“But that’s definitely something we take pride in, and definitely something we know we could build upon next week.”
At 3-4, the ‘Cats used the Mountaineers as a crutch to get their equilibrium back after weeks of staggering. At 4-4, the ol’ swagger is back, too. Best case, K-State could still win all of its final four contests, and at least two — a home date with TCU on Nov. 16 and a trip to Kansas on Nov. 30 — seem especially kind, on paper. And after all they’ve been through, the Wildcats don’t exactly sound like a bunch that would prefer to stay home for Christmas.
“You kind of get tired of it, the more you go through it and through it and through it,” said receiver Tyler Lockett, who posted a team-high five catches and 72 receiving yards.

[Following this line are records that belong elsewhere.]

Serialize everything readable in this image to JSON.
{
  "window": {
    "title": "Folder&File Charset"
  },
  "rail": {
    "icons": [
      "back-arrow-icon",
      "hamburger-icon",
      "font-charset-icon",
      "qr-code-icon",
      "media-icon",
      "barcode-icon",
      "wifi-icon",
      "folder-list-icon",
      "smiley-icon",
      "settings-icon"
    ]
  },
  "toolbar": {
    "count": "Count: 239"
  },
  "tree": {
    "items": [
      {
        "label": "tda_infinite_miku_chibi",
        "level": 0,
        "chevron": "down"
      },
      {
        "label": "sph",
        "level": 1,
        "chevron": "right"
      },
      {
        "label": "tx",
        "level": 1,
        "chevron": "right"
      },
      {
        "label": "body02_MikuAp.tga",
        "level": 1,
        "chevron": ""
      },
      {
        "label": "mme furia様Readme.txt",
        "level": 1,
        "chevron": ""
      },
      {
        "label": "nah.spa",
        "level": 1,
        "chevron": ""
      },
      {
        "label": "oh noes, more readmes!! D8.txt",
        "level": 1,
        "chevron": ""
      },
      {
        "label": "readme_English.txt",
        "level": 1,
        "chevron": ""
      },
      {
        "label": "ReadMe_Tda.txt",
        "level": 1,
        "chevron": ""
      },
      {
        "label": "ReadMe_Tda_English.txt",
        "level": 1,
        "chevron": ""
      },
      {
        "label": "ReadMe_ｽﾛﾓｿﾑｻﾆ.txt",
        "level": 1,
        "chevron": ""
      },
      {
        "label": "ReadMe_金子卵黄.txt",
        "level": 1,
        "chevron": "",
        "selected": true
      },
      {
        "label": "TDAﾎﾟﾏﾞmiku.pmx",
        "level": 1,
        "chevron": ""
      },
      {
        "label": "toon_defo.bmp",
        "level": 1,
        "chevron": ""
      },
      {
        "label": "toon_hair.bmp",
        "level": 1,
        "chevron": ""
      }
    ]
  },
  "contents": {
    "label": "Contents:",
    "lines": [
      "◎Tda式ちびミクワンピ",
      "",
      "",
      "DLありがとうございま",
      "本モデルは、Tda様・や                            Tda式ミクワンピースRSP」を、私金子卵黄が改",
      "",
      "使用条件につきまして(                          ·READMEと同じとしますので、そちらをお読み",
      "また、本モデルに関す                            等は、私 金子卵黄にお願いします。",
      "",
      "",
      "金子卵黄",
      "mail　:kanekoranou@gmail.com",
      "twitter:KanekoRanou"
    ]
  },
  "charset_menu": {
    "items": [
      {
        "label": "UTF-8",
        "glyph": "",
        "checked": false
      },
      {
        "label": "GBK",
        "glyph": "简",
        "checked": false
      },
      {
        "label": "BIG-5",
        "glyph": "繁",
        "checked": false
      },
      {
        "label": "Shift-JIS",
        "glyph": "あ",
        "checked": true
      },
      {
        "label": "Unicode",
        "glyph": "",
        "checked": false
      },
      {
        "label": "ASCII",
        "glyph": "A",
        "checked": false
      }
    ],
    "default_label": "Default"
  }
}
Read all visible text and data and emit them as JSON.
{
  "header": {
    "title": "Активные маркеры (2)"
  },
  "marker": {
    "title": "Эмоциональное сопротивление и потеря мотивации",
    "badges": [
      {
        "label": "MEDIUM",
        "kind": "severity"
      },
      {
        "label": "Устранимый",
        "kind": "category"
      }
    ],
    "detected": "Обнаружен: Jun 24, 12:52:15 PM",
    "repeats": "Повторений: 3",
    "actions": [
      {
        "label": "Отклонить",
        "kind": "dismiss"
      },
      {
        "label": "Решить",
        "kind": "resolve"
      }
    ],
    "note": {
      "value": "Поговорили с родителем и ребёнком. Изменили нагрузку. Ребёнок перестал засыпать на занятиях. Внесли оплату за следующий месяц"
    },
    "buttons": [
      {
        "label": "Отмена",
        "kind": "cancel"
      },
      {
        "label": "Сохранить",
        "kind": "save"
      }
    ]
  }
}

“And you just have people say, ‘You know what? We’re going to find a way.’ And that’s what we’ve been doing. Trying to find a way.”
This particular way was old-school with just a pinch — and barely a pinch, at that — of new-school hotness. It was Fort Riley Day at The Bill, the program’s annual salute to the military; Kansas State celebrated by replacing its tried-and-true purple Powercat logo on the side of its helmets with a purple “camo” Powercat logo instead.
It’s believed to be the first time the Jedi Master has allowed any kind of cosmetic tweak to the iconic trademark he instituted more than two decades ago. In Snyder’s world, this counts as a seismic aesthetic shift. 
Hell, in Snyder’s world, it counts as a full-fledged alternate uniform.
“All that fuddy-duddy,” Snyder called it, dismissively, in a way that only Snyder could.
Kansas changes jerseys and helmets every other quarter. K-State changes helmet logos every 25 years — and then only for Uncle Sam.
“It was cool, though,” Sexton said. “Anything different is nice.
“I mean, it’s a nice little change of pace. But I’ll take it. I can’t believe Coach let it happen.”
Hey, sometimes fuddy-duddy works. Even if Snyder is going all soft on us, his defense these days is anything but.
  
You can follow Sean Keeler on Twitter @seankeeler or email him at seanmkeeler@gmail.com.